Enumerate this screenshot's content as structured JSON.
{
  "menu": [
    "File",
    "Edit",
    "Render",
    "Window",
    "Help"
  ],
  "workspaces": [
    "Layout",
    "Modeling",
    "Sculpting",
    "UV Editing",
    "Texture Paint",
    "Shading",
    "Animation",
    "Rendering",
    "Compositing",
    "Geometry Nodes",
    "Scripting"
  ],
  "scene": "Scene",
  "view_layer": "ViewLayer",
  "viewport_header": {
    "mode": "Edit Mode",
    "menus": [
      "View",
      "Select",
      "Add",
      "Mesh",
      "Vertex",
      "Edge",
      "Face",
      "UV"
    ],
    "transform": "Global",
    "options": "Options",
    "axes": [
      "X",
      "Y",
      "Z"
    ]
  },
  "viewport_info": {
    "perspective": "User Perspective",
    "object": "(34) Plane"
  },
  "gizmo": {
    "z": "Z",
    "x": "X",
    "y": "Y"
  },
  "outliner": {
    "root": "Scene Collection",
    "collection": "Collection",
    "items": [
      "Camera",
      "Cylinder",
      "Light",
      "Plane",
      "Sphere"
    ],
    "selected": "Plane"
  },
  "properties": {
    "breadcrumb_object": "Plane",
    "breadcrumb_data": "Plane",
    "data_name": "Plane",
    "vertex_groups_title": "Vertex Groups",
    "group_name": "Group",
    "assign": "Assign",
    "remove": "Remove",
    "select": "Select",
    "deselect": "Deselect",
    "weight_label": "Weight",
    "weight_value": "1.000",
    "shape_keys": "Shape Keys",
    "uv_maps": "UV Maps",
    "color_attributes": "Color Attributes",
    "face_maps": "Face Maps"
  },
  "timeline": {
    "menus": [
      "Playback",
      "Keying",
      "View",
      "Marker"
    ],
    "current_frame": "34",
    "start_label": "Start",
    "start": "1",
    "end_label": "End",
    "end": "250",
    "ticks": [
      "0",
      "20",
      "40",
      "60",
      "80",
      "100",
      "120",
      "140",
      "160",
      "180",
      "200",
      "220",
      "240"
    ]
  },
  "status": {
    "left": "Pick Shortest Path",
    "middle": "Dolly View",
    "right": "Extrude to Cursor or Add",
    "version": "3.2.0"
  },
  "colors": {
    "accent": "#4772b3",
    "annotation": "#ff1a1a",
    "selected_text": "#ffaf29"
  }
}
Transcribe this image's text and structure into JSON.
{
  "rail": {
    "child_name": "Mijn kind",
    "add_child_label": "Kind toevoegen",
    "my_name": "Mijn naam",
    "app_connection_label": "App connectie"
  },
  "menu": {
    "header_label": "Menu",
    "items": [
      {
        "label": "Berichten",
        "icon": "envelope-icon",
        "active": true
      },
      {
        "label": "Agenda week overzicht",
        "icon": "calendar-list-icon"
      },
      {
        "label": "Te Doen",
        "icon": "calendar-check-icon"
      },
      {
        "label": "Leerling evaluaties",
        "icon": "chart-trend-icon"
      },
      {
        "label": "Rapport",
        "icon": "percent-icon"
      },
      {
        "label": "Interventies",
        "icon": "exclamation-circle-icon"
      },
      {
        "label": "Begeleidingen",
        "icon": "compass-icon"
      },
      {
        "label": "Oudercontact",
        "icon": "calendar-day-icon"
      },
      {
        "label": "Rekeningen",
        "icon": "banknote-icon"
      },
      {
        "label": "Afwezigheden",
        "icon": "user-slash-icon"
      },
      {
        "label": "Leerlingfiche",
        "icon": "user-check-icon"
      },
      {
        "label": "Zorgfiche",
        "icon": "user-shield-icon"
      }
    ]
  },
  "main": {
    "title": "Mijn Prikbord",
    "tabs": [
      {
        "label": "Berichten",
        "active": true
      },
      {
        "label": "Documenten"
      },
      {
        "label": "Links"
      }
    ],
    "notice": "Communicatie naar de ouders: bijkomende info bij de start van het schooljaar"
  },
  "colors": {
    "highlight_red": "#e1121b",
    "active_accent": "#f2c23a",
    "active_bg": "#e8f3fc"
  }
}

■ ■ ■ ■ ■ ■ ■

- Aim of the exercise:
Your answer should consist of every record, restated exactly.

- Response box:
Enumerate this screenshot's content as structured JSON.
{
  "menu": [
    "File",
    "Edit",
    "Render",
    "Window",
    "Help"
  ],
  "workspaces": [
    "Layout",
    "Modeling",
    "Sculpting",
    "UV Editing",
    "Texture Paint",
    "Shading",
    "Animation",
    "Rendering",
    "Compositing",
    "Geometry Nodes",
    "Scripting"
  ],
  "scene": "Scene",
  "view_layer": "ViewLayer",
  "viewport_header": {
    "mode": "Edit Mode",
    "menus": [
      "View",
      "Select",
      "Add",
      "Mesh",
      "Vertex",
      "Edge",
      "Face",
      "UV"
    ],
    "transform": "Global",
    "options": "Options",
    "axes": [
      "X",
      "Y",
      "Z"
    ]
  },
  "viewport_info": {
    "perspective": "User Perspective",
    "object": "(34) Plane"
  },
  "gizmo": {
    "z": "Z",
    "x": "X",
    "y": "Y"
  },
  "outliner": {
    "root": "Scene Collection",
    "collection": "Collection",
    "items": [
      "Camera",
      "Cylinder",
      "Light",
      "Plane",
      "Sphere"
    ],
    "selected": "Plane"
  },
  "properties": {
    "breadcrumb_object": "Plane",
    "breadcrumb_data": "Plane",
    "data_name": "Plane",
    "vertex_groups_title": "Vertex Groups",
    "group_name": "Group",
    "assign": "Assign",
    "remove": "Remove",
    "select": "Select",
    "deselect": "Deselect",
    "weight_label": "Weight",
    "weight_value": "1.000",
    "shape_keys": "Shape Keys",
    "uv_maps": "UV Maps",
    "color_attributes": "Color Attributes",
    "face_maps": "Face Maps"
  },
  "timeline": {
    "menus": [
      "Playback",
      "Keying",
      "View",
      "Marker"
    ],
    "current_frame": "34",
    "start_label": "Start",
    "start": "1",
    "end_label": "End",
    "end": "250",
    "ticks": [
      "0",
      "20",
      "40",
      "60",
      "80",
      "100",
      "120",
      "140",
      "160",
      "180",
      "200",
      "220",
      "240"
    ]
  },
  "status": {
    "left": "Pick Shortest Path",
    "middle": "Dolly View",
    "right": "Extrude to Cursor or Add",
    "version": "3.2.0"
  },
  "colors": {
    "accent": "#4772b3",
    "annotation": "#ff1a1a",
    "selected_text": "#ffaf29"
  }
}
Transcribe this image's text and structure into JSON.
{
  "rail": {
    "child_name": "Mijn kind",
    "add_child_label": "Kind toevoegen",
    "my_name": "Mijn naam",
    "app_connection_label": "App connectie"
  },
  "menu": {
    "header_label": "Menu",
    "items": [
      {
        "label": "Berichten",
        "icon": "envelope-icon",
        "active": true
      },
      {
        "label": "Agenda week overzicht",
        "icon": "calendar-list-icon"
      },
      {
        "label": "Te Doen",
        "icon": "calendar-check-icon"
      },
      {
        "label": "Leerling evaluaties",
        "icon": "chart-trend-icon"
      },
      {
        "label": "Rapport",
        "icon": "percent-icon"
      },
      {
        "label": "Interventies",
        "icon": "exclamation-circle-icon"
      },
      {
        "label": "Begeleidingen",
        "icon": "compass-icon"
      },
      {
        "label": "Oudercontact",
        "icon": "calendar-day-icon"
      },
      {
        "label": "Rekeningen",
        "icon": "banknote-icon"
      },
      {
        "label": "Afwezigheden",
        "icon": "user-slash-icon"
      },
      {
        "label": "Leerlingfiche",
        "icon": "user-check-icon"
      },
      {
        "label": "Zorgfiche",
        "icon": "user-shield-icon"
      }
    ]
  },
  "main": {
    "title": "Mijn Prikbord",
    "tabs": [
      {
        "label": "Berichten",
        "active": true
      },
      {
        "label": "Documenten"
      },
      {
        "label": "Links"
      }
    ],
    "notice": "Communicatie naar de ouders: bijkomende info bij de start van het schooljaar"
  },
  "colors": {
    "highlight_red": "#e1121b",
    "active_accent": "#f2c23a",
    "active_bg": "#e8f3fc"
  }
}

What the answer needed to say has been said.